Prep the Wall
Before you paint, it’s important that your surface is prepped. That means every hole, crack, dent is filled, patched and/or sanded. After the walls imperfections are hidden, consider priming. If you have new drywall, this is a MUST.
Know How Much Paint You Actually Need
Wasting paint is no fun. Instead, measure the perimeter of your room, then the height of the wall. Multiply the two numbers together and you have a pretty good estimate of how much square feet you need to cover. Subtract some for large windows and doors or parts of the wall that will require little to no paint. One gallon of paint covers about 300 square feet with one coat. Double this if you’re working with a lower quality paint or if you know you’re going to need two coats (darker color, more imperfections to hide, etc.).
Test the Color
I wish I could take credit for this idea, but I saw it on the DIY Network – take a piece of foam board or a canvas and paint it in the color you are trying to decide on. Grab several boards if you’re considering a few colors. This will allow you to hang the color directly on the wall and move it around as you like.
Invest in Higher Quality Painting Materials
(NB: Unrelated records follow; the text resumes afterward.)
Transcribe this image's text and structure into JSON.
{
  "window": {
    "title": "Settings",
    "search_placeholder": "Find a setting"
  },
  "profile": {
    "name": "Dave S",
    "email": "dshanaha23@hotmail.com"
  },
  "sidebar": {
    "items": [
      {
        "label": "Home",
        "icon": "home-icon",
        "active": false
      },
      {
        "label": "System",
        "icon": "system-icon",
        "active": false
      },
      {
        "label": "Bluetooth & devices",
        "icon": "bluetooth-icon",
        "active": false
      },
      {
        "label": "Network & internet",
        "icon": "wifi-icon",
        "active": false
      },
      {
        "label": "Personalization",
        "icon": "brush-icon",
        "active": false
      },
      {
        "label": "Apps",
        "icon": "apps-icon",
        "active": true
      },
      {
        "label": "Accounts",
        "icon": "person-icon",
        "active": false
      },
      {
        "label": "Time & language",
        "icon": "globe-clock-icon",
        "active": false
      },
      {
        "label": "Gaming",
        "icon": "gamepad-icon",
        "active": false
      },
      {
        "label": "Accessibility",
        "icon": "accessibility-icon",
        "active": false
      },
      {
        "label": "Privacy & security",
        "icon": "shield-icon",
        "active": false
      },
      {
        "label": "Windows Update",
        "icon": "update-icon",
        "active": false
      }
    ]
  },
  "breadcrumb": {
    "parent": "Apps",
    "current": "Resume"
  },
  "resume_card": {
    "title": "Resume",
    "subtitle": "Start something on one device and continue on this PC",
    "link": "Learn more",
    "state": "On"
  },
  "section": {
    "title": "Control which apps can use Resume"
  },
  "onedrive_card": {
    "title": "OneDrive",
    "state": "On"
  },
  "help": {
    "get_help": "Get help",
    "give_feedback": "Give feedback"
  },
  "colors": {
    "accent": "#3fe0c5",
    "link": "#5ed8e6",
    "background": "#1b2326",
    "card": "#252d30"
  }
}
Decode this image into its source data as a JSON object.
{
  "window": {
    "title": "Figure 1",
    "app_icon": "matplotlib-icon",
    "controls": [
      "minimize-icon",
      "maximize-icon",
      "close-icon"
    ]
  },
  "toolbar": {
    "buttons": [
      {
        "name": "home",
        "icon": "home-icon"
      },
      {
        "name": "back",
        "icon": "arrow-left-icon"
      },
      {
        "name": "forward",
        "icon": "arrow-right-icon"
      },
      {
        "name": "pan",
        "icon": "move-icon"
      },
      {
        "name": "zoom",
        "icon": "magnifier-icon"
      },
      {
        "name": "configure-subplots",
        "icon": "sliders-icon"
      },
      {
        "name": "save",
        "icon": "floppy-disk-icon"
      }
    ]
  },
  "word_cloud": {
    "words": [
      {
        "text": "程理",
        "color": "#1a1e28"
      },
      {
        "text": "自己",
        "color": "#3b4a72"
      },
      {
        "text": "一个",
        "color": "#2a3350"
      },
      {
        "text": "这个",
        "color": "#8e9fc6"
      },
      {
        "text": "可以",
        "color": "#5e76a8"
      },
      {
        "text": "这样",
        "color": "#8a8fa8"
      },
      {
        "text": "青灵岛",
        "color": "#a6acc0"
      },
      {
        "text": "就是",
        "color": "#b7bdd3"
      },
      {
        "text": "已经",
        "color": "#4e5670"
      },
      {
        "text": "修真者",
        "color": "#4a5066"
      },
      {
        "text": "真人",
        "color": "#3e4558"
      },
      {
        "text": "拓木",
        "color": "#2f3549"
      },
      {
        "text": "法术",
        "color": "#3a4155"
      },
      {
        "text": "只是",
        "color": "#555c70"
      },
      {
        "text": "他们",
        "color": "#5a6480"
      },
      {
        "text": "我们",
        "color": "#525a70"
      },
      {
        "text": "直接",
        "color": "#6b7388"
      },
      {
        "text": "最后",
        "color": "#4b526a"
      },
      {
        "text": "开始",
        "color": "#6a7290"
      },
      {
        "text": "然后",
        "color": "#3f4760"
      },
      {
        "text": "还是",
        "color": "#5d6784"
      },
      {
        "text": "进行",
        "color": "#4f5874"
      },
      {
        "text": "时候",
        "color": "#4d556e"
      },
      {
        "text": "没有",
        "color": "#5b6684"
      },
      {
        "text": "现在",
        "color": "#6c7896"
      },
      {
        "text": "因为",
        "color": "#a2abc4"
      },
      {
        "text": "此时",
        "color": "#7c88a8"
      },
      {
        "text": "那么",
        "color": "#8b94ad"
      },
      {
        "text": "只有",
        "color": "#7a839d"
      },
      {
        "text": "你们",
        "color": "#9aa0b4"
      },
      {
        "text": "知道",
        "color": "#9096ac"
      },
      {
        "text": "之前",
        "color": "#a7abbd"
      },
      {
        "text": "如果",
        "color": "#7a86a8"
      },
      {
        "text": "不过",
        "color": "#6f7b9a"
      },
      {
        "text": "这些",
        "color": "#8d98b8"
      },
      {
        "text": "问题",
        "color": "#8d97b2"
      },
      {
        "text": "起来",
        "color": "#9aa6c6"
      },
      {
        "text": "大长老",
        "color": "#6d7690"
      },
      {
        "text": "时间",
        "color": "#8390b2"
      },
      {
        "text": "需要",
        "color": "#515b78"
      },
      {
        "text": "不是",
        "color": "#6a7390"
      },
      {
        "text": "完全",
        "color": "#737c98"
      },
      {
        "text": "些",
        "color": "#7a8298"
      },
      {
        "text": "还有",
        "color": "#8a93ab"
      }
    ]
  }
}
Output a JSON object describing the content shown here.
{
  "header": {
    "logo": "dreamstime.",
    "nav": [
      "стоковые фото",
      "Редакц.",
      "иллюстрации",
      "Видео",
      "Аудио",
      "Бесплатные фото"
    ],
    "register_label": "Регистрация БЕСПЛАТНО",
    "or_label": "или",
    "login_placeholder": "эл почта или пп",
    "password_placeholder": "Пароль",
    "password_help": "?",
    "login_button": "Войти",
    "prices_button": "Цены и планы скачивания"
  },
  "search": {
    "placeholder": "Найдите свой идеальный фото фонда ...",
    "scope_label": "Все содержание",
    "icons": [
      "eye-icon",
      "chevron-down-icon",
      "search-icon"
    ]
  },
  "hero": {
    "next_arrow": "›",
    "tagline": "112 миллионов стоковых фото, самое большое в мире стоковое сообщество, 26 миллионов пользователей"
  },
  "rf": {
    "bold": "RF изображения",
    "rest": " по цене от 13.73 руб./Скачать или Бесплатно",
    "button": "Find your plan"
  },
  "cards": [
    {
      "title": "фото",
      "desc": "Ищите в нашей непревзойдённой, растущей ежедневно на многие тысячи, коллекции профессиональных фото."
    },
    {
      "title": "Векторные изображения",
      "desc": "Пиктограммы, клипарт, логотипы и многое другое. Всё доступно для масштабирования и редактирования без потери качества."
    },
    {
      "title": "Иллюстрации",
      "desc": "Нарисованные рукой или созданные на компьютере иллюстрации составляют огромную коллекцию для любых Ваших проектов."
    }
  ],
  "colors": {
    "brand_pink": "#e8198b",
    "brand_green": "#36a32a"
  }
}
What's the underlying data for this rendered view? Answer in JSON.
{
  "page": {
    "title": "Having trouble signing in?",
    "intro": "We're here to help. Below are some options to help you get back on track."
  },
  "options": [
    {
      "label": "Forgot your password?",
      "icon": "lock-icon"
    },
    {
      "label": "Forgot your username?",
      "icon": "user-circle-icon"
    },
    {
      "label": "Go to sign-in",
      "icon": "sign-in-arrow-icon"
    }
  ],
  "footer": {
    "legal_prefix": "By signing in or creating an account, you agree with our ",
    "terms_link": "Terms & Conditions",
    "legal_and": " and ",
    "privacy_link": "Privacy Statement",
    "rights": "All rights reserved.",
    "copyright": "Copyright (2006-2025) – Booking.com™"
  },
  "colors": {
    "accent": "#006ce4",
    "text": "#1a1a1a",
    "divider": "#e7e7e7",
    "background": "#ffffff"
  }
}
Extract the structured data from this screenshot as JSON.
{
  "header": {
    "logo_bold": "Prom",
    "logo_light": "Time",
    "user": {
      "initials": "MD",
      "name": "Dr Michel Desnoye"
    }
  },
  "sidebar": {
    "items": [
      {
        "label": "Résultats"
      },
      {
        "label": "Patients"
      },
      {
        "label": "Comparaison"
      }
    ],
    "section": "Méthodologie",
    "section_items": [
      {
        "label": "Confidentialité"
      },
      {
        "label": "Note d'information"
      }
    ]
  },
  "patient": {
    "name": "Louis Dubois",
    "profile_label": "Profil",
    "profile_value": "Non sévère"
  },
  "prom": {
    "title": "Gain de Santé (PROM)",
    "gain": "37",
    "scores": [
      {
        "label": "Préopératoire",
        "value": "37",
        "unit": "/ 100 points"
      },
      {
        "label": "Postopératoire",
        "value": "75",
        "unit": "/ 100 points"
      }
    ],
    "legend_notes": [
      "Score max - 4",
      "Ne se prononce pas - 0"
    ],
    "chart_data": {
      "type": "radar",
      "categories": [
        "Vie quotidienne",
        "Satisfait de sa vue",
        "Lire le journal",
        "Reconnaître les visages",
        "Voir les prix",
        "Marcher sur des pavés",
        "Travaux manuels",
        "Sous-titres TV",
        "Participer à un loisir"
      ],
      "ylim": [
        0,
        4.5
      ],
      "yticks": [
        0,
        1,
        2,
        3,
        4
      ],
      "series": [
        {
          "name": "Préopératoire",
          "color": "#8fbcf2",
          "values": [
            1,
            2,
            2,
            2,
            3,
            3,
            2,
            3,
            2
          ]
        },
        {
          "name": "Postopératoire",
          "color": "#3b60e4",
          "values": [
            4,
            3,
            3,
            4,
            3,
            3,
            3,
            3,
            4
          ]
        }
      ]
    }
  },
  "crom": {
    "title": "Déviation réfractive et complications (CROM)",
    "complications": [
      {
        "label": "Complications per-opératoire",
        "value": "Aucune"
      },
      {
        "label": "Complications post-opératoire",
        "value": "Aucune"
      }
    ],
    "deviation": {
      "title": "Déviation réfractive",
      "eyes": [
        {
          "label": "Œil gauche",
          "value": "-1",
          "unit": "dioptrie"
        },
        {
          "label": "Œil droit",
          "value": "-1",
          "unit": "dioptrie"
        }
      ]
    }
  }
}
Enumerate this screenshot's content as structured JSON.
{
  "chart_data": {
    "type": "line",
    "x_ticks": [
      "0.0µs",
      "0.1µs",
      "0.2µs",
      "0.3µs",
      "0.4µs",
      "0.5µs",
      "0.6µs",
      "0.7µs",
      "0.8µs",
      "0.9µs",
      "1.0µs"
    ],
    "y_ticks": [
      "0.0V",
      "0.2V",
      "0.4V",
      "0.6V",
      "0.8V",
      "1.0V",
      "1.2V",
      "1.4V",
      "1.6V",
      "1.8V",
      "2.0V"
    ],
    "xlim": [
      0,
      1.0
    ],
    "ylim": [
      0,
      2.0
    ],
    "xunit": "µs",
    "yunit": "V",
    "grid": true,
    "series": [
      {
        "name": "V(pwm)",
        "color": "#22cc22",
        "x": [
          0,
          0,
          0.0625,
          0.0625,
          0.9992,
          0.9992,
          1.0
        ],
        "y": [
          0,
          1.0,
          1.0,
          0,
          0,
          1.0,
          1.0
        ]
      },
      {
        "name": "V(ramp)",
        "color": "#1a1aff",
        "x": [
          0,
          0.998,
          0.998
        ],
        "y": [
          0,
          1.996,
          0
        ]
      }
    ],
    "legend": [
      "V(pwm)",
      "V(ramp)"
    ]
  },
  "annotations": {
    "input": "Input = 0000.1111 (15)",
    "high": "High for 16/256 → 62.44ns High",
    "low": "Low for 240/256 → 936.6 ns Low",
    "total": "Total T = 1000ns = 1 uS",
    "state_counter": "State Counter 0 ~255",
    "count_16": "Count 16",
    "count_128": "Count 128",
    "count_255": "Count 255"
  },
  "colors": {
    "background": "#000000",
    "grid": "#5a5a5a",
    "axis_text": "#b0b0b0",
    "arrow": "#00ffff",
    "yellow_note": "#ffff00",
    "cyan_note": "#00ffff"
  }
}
If you are not going to hire out painting help, consider spending some extra money on canvas drop cloths. Professionals typically defer to this because it is less hazardous to work on and it absorbs spilled paint really well so you don’t have to worry about it slipping off plastic. Some other materials to consider: an extension pole and a paint grid. Depending on the size you get, an extension pole could mean little or no time on a ladder.
Paint grids are a strong recommendation as well because they offer better paint application than your typical paint tray. Most people inevitably apply too much paint to their roller cover and/or make a huge mess using a paint tray. A grid will allow you to drop it into a five-gallon bucket. When you’re done painting for the day, you can just put a lid on the bucket to store the paint for later instead of trying to salvage your paint tray.
We are pretty liberal with our advice, so please don’t hesitate to drop us a line or give us a call at 970 418-5368 cell or 970-547-9778 office. If you live near Breckenridge, we can do the work for you!